"The round could've been 3 or 4 lower without much difficulty," Driscoll said. "But I'm psyched about the round. 4 under in this wind is pretty darn good."
Asked what the leaders can expect to see down the stretch Sunday, Driscoll said there would be no surprises.
"It's been the same wind the last couple of days, so they know exactly what to expect," he said. "It's the same south wind coming at 35 mph.
“It's like Groundhog Day. It's all the same shots the last three days. They know exactly what they're getting into.
“The first 12-13 holes are scoreable; the last five, you've got to man up and hit some golf shots. But if you hit good shots, there's no reason why you can't par every hole."
James Driscoll's chance at the elusive 59 evaporated Thursday when he made back-to-back bogeys at Nos. 7 and 8 at Trump International in Rio Grande, Puerto Rico.

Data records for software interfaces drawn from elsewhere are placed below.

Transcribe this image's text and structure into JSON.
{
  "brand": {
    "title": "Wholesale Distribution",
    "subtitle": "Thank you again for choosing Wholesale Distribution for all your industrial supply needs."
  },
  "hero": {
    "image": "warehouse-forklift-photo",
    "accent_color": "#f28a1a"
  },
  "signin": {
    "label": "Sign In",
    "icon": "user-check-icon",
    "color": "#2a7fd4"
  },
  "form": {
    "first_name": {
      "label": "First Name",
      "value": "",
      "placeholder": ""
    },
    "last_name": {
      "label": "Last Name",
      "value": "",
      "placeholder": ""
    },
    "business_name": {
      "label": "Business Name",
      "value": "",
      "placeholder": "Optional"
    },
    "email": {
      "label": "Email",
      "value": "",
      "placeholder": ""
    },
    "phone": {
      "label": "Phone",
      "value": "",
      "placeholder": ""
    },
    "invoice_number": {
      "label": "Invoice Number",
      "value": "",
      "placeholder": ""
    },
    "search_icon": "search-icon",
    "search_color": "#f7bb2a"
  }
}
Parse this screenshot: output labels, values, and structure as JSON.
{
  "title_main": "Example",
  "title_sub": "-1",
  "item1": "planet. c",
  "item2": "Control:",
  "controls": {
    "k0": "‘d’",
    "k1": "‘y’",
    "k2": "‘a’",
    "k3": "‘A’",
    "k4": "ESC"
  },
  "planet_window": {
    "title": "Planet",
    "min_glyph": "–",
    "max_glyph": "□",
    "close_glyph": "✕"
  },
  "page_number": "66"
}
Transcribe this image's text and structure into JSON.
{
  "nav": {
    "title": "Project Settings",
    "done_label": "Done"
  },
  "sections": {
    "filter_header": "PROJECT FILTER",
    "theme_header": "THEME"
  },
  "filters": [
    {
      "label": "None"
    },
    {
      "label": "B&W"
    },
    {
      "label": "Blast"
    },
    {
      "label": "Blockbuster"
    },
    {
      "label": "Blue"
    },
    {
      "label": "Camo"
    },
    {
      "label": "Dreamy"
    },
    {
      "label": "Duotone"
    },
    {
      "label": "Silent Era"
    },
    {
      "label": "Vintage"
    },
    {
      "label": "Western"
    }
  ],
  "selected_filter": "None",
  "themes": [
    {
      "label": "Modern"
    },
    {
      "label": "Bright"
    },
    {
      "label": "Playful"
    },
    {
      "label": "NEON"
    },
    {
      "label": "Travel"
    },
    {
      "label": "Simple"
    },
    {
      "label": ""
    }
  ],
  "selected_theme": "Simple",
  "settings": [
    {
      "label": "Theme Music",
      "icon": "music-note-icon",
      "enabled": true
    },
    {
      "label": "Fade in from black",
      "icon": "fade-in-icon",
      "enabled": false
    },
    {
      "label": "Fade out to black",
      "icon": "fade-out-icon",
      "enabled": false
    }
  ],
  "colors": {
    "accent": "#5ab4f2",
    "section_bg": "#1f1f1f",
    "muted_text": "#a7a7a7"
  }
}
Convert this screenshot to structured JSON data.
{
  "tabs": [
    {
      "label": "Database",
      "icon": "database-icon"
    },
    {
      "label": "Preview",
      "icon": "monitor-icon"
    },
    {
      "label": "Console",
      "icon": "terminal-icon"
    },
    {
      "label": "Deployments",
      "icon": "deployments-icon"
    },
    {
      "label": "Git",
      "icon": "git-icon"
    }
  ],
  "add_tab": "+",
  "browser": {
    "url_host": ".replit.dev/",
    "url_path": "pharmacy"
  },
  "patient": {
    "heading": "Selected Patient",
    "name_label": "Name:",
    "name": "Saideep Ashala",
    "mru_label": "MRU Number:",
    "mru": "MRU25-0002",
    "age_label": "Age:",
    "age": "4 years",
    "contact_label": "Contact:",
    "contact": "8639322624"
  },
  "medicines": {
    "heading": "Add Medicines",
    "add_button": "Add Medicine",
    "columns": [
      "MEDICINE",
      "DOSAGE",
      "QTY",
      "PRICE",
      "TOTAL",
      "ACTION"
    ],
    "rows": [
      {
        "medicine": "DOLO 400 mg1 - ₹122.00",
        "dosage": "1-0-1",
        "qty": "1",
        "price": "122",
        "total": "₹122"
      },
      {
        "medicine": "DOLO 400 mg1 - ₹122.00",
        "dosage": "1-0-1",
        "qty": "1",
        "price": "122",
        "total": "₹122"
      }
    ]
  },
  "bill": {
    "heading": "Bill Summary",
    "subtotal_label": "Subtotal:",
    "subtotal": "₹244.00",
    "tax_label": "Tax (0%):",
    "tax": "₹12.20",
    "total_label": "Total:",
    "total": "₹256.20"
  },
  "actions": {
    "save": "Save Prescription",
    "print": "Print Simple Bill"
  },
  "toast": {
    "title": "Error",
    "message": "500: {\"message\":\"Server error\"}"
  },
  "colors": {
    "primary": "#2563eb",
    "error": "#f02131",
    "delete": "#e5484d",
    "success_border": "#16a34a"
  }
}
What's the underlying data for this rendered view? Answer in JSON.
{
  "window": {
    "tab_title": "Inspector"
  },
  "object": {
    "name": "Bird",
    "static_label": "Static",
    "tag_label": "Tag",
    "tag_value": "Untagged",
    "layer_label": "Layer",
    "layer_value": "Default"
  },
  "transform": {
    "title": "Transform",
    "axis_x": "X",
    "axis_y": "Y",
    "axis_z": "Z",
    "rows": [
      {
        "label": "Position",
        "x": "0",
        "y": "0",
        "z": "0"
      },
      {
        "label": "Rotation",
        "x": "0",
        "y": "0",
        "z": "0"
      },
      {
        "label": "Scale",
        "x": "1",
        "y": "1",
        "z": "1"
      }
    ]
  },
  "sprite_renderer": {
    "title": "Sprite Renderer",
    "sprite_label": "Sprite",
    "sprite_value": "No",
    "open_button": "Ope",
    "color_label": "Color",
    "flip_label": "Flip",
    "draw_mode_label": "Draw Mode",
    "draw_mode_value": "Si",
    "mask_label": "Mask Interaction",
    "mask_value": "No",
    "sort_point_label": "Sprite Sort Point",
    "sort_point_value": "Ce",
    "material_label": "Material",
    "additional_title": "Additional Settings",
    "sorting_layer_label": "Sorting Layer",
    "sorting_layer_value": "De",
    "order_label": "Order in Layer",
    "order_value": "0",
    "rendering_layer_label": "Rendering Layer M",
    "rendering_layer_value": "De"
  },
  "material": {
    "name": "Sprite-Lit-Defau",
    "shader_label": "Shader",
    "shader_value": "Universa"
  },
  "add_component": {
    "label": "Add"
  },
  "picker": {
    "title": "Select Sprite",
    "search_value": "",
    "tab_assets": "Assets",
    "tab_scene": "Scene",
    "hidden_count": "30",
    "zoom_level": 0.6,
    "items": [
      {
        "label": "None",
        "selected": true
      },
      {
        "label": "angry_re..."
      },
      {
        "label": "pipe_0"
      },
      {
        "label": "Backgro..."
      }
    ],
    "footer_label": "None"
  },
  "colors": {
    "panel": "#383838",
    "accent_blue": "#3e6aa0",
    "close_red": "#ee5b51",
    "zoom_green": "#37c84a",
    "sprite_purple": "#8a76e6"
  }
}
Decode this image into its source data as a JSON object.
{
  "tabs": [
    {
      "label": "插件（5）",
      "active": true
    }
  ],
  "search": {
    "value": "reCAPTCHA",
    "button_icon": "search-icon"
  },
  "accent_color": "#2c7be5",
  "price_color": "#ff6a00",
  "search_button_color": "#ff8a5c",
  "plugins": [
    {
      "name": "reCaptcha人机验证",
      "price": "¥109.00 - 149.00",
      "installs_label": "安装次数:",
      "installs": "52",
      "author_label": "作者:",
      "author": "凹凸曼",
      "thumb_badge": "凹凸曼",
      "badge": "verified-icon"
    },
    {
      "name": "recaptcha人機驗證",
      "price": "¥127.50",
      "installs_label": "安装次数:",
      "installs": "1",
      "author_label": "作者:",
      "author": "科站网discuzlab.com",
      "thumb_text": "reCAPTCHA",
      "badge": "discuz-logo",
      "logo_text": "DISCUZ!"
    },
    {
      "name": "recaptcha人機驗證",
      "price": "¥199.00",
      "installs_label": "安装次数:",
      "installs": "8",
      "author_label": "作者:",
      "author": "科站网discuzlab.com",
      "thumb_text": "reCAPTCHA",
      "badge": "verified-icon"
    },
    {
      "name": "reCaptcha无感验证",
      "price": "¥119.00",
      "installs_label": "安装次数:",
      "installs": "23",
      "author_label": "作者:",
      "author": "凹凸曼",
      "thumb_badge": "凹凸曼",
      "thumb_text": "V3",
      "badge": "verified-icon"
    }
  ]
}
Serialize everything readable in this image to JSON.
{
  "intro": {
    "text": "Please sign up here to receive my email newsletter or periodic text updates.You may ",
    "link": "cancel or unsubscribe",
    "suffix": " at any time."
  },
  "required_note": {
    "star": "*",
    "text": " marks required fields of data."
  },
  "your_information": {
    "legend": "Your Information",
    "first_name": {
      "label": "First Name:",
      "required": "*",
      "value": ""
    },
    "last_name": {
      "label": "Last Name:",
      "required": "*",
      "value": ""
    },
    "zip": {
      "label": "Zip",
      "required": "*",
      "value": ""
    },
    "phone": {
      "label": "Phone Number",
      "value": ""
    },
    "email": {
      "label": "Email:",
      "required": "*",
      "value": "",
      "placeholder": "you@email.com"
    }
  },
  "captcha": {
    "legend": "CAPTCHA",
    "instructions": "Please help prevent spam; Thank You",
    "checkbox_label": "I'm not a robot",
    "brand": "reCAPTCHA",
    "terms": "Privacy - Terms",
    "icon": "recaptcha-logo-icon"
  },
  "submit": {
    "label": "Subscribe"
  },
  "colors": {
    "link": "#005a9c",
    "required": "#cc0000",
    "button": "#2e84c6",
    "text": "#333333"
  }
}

But Driscoll still owns the lead at the Puerto Rico Open presented by seepuertorico.com after shooting a 9-under 63. Will MacKenzie is two strokes behind at 7 under.
Prior to those dropped shots, Driscoll had been flawless.
Starting his round on the back nine, he made six birdies, including four straight as he made the turn, to shoot 30.
The hot streak continued on the front nine as Driscoll birdied the first three holes to make it seven birdies in a row. An eagle at the par-5 fifth hole really set the 59 watch in full swing.
At that point, he was 11 under with four holes to play at the par-72 course. He needed two more birdies in that span … but it was not meant to be.
Still, his streak of seven consecutive birdies is the second-longest this year. Chris Stroud put together eight straight birdies in the second round of the Mayakoba Golf Classic at Riviera Maya-Cancun.
Driscoll's round of 63 is one stroke off his career low shot in the fourth round of the 2009 Valero Texas Open. He finished second there, which is the best performance of his PGA TOUR career. The 63 marks just the second time Driscoll has broken 70 in nine rounds this season.
On the PGA TOUR this season, it’s the 14th round of 63 or better. In terms of relation to par, Driscoll’s 9 under total has been matched or exceeded just eight other times this year ( see chart below).
LOWEST ROUNDS IN 2011 (IN RELATION TO PAR)
|Relative to Par||Score||Player||Tournament||Round|
|11 under||62||Graeme McDowell||Hyundai Tournament of Champions||4|
|10 under||62||Bill Haas||Bob Hope Classic||4|
|10 under||62||Brian Gay||Bob Hope Classic||5|
|10 under||63||Robert Garrigus||Hyundai Tournament of Champions||2|
|9 under||64||Ernie Els||Hyundai Tournament of Champions||2|
|9 under||62||Rickie Fowler||Waste Management Phoenix Open||2|
|9 under||63||Derek Lamely||Bob Hope Classic||1|
|9 under||63||Nick Watney||Farmers Insurance Open||4|
|9 under||63||James Driscoll||Puerto Rico Open||1|
James Driscoll is working on a career low – and possibly the magical 59 – Thursday at the Puerto Rico Open presented by seepuertorico.com. He’s currently leading at 11 under through 14 holes.
Driscoll started on the back nine and made a couple of early birdies at the 12th and 13th holes. He really got untracked at No. 15, though, and birdied his last four holes to turn in 30.
Three more birdies followed to start the front nine. He just eagled No. 11 and has two par 4s and two par 3s remaining. To follow the rest of Driscoll’s round, click here.
Driscoll’s career low is a 62 he shot in the fourth round of the 2009 Valero Texas Open. He finished second there, which is the best of his career.